The SIP has a long history. It was created by the 1975 amendments to the Exchange Act. At the time, there were several exchanges trading the same stocks at potentially different prices. So if your order went to the Boston Stock Exchange, their price might be better or worse than the price on the NYSE.  And for investors, it was difficult to get any reliable price other than the prior day’s closing price from the newspaper. The idea behind the SIP was to create a National Market System where investors and professionals would have access to real time price information. This was when access to real time quote information was difficult to come by, unlike today’s markets. So, whether or not the SIP has outlived its usefulness is a question worth asking.

Surprisingly, the United States is pretty much the only country that has a SIP. For example, Europe, Japan and Australia – which have competing markets – do not have SIPs.  Many financial tech providers offer aggregation based on direct feeds, both in the United States and abroad. So whether or not we need one is up for discussion.

However, if we keep the SIP it needs to get better. The market currently relies on it and it is outdated and slow. That is not a good combination. To be successful and useful, the SIP needs to be updated and made faster. Nasdaq has made recommendations on how to do this and is still waiting on approval from those who oversee the SIP.

It might be that Nasdaq is tired of waiting for sign off, and maybe this is ultimately a good thing. The SIP was originally put out for bid, why not do it again? In fact, why not open it up to competition and have a few SIPs? Redundancy would help with stability. Tech vendors already offer efficient, competing products that have probably surpassed the official feed in their capabilities.
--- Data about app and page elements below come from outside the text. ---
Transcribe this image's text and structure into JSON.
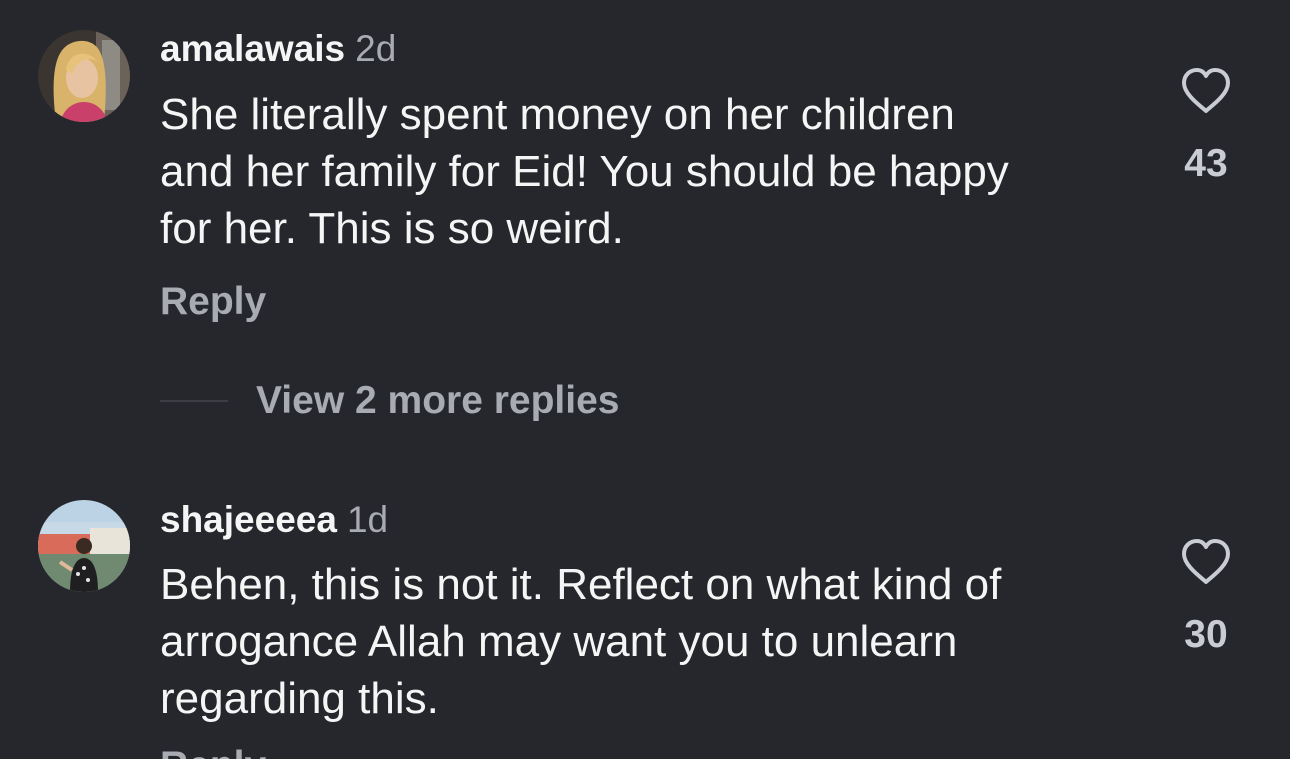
{
  "comments": [
    {
      "username": "amalawais",
      "time": "2d",
      "lines": [
        "She literally spent money on her children",
        "and her family for Eid! You should be happy",
        "for her. This is so weird."
      ],
      "likes": "43",
      "reply_label": "Reply",
      "view_more": "View 2 more replies"
    },
    {
      "username": "shajeeeea",
      "time": "1d",
      "lines": [
        "Behen, this is not it. Reflect on what kind of",
        "arrogance Allah may want you to unlearn",
        "regarding this."
      ],
      "likes": "30",
      "reply_label": "Reply"
    }
  ],
  "icons": {
    "like": "heart-outline-icon"
  },
  "colors": {
    "background": "#25272c",
    "text_primary": "#f5f5f5",
    "text_secondary": "#a8abb2"
  }
}
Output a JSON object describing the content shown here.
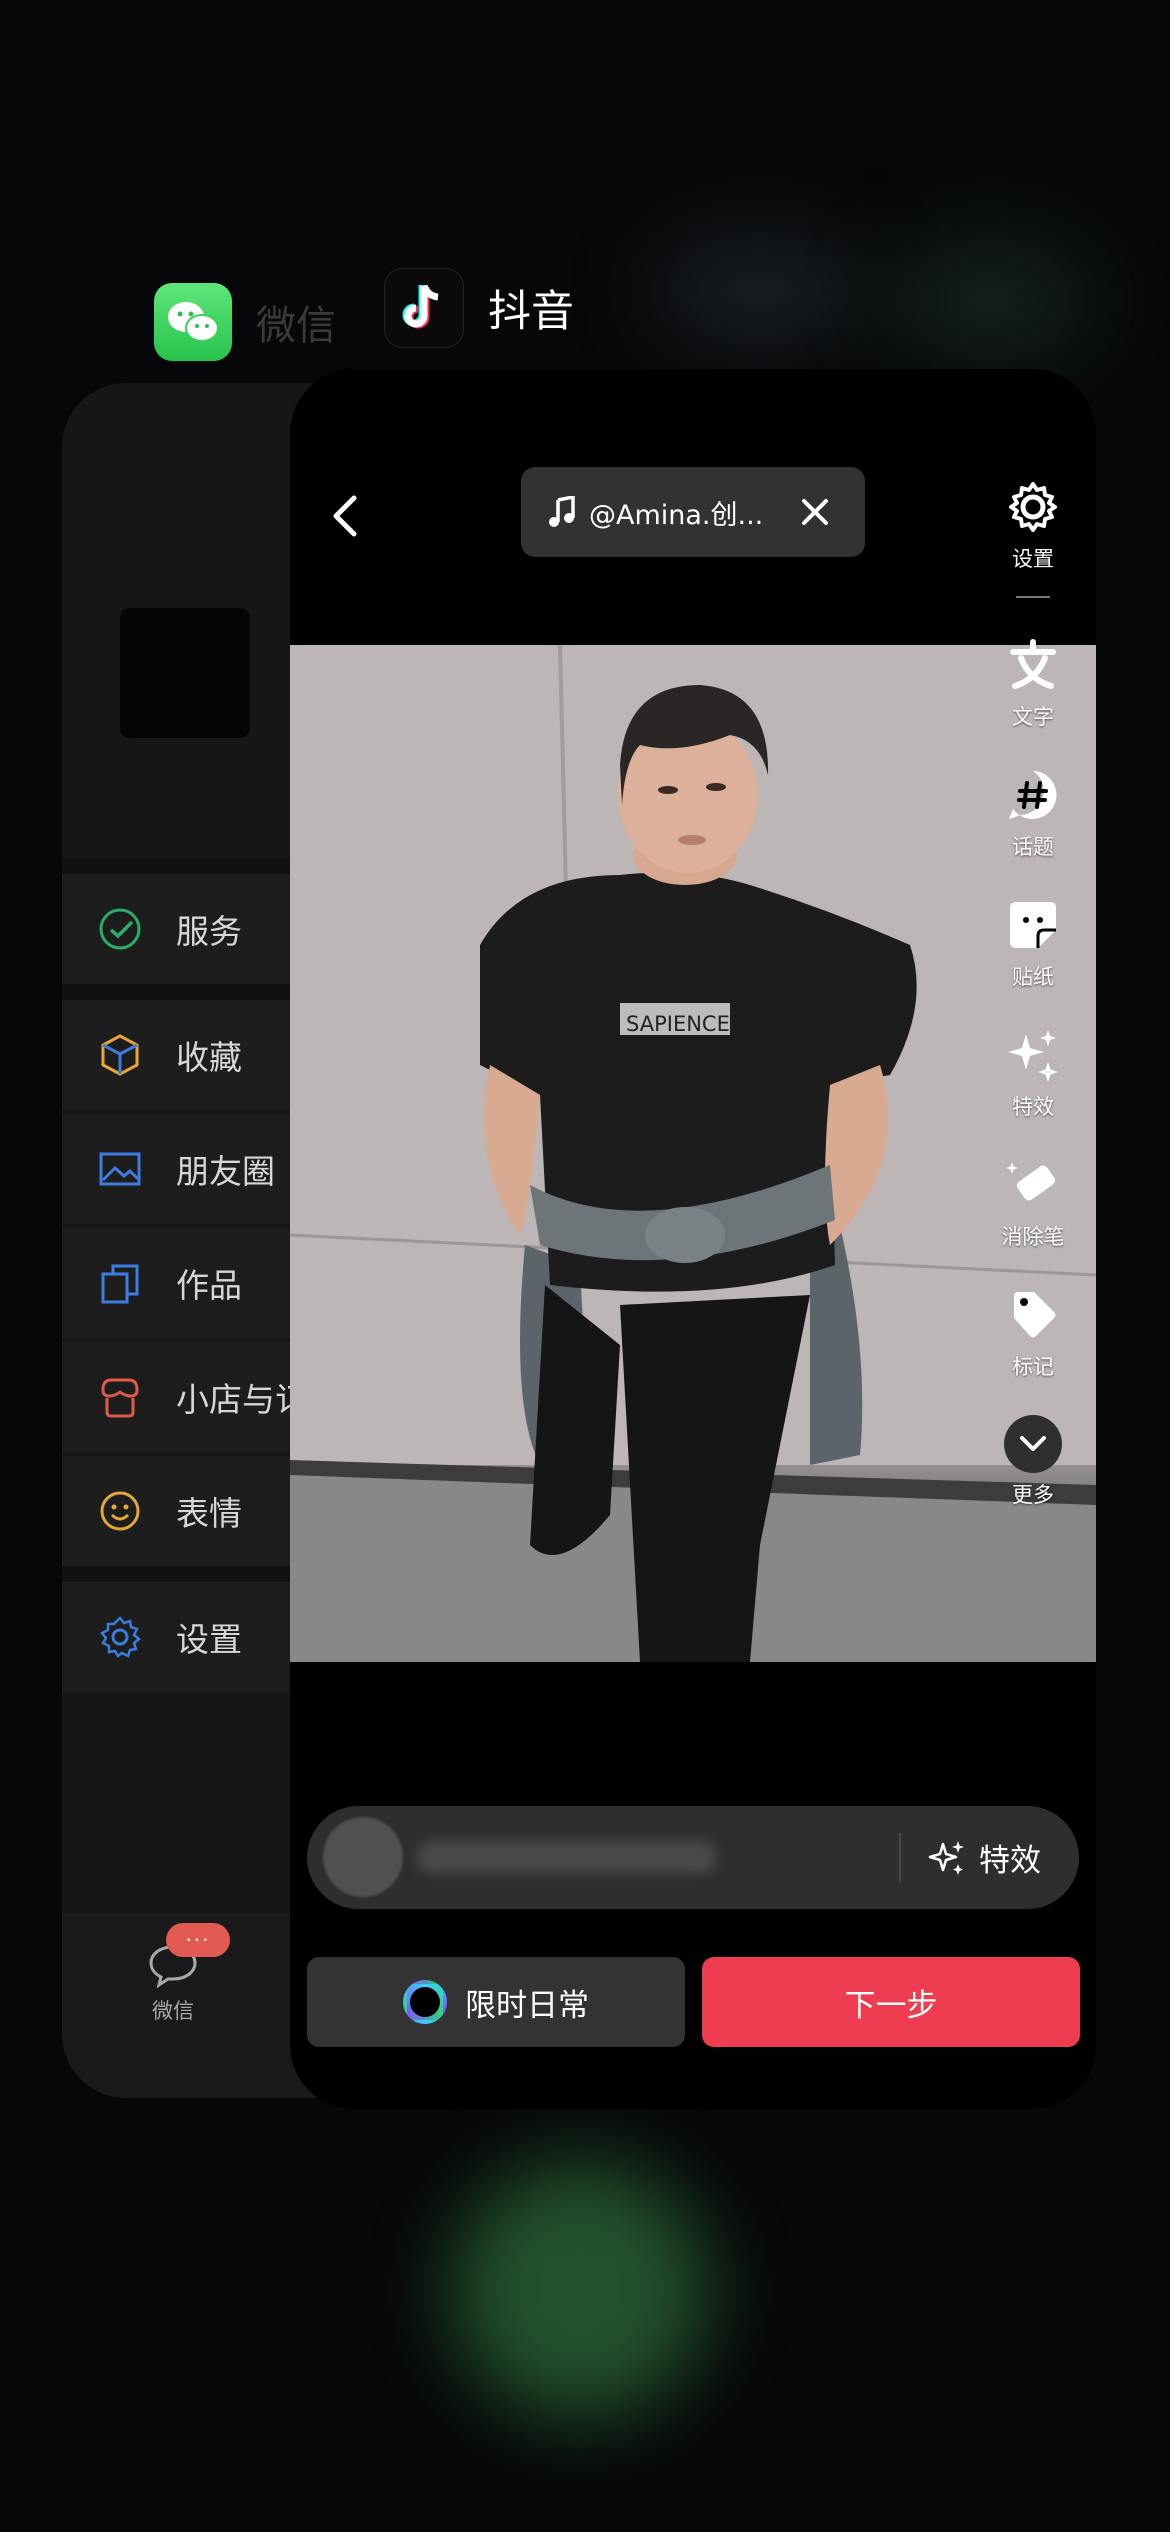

And if a tech vendor is making revenue, they will want to protect that revenue and grow it, so you can bet they would offer a solid, fast product.

And if the whole thing is run by tech vendors competing on service and price, we have to ask: do we need a mandated SIP? Or will a competitive market fill the need?